» **Required work**: Return the listing below verbatim. Pictures do not belong in the copy.

» **Data supplied**:
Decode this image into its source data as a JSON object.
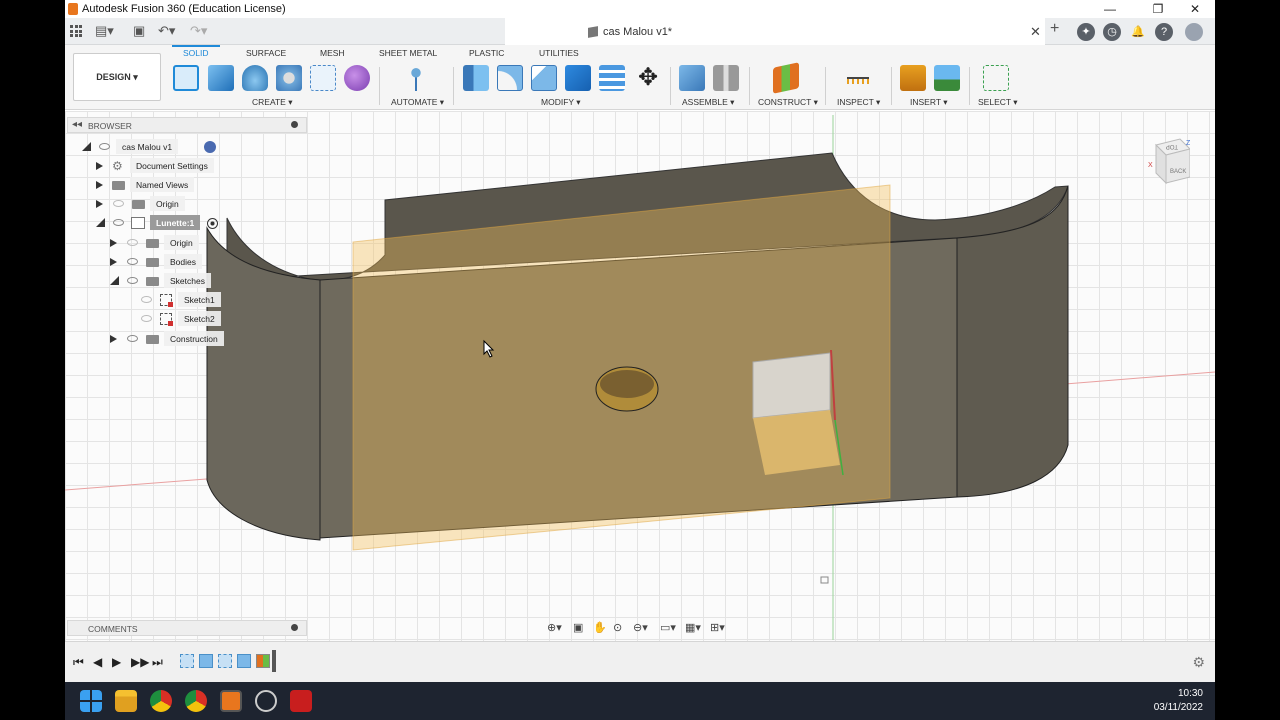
{
  "window": {
    "title": "Autodesk Fusion 360 (Education License)",
    "minimize": "—",
    "maximize": "❐",
    "close": "✕"
  },
  "tabs": {
    "document_title": "cas Malou v1*",
    "close": "✕",
    "add": "+"
  },
  "ribbon": {
    "workspace": "DESIGN ▾",
    "tabs": [
      "SOLID",
      "SURFACE",
      "MESH",
      "SHEET METAL",
      "PLASTIC",
      "UTILITIES"
    ],
    "active_tab": "SOLID",
    "groups": [
      "CREATE ▾",
      "AUTOMATE ▾",
      "MODIFY ▾",
      "ASSEMBLE ▾",
      "CONSTRUCT ▾",
      "INSPECT ▾",
      "INSERT ▾",
      "SELECT ▾"
    ]
  },
  "browser": {
    "title": "BROWSER",
    "collapse": "◂◂",
    "items": [
      {
        "label": "cas Malou v1"
      },
      {
        "label": "Document Settings"
      },
      {
        "label": "Named Views"
      },
      {
        "label": "Origin"
      },
      {
        "label": "Lunette:1"
      },
      {
        "label": "Origin"
      },
      {
        "label": "Bodies"
      },
      {
        "label": "Sketches"
      },
      {
        "label": "Sketch1"
      },
      {
        "label": "Sketch2"
      },
      {
        "label": "Construction"
      }
    ]
  },
  "comments": {
    "title": "COMMENTS"
  },
  "viewcube": {
    "top": "TOP",
    "back": "BACK",
    "axis_x": "X",
    "axis_z": "Z"
  },
  "taskbar": {
    "time": "10:30",
    "date": "03/11/2022"
  },
  "colors": {
    "accent": "#1f8ad8",
    "body": "#6f6a5d",
    "sketch_plane": "#f5c15a"
  }
}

» **Output of the task**:
Decode this image into its source data as a JSON object.
{
  "window": {
    "title": "Autodesk Fusion 360 (Education License)",
    "minimize": "—",
    "maximize": "❐",
    "close": "✕"
  },
  "tabs": {
    "document_title": "cas Malou v1*",
    "close": "✕",
    "add": "+"
  },
  "ribbon": {
    "workspace": "DESIGN ▾",
    "tabs": [
      "SOLID",
      "SURFACE",
      "MESH",
      "SHEET METAL",
      "PLASTIC",
      "UTILITIES"
    ],
    "active_tab": "SOLID",
    "groups": [
      "CREATE ▾",
      "AUTOMATE ▾",
      "MODIFY ▾",
      "ASSEMBLE ▾",
      "CONSTRUCT ▾",
      "INSPECT ▾",
      "INSERT ▾",
      "SELECT ▾"
    ]
  },
  "browser": {
    "title": "BROWSER",
    "collapse": "◂◂",
    "items": [
      {
        "label": "cas Malou v1"
      },
      {
        "label": "Document Settings"
      },
      {
        "label": "Named Views"
      },
      {
        "label": "Origin"
      },
      {
        "label": "Lunette:1"
      },
      {
        "label": "Origin"
      },
      {
        "label": "Bodies"
      },
      {
        "label": "Sketches"
      },
      {
        "label": "Sketch1"
      },
      {
        "label": "Sketch2"
      },
      {
        "label": "Construction"
      }
    ]
  },
  "comments": {
    "title": "COMMENTS"
  },
  "viewcube": {
    "top": "TOP",
    "back": "BACK",
    "axis_x": "X",
    "axis_z": "Z"
  },
  "taskbar": {
    "time": "10:30",
    "date": "03/11/2022"
  },
  "colors": {
    "accent": "#1f8ad8",
    "body": "#6f6a5d",
    "sketch_plane": "#f5c15a"
  }
}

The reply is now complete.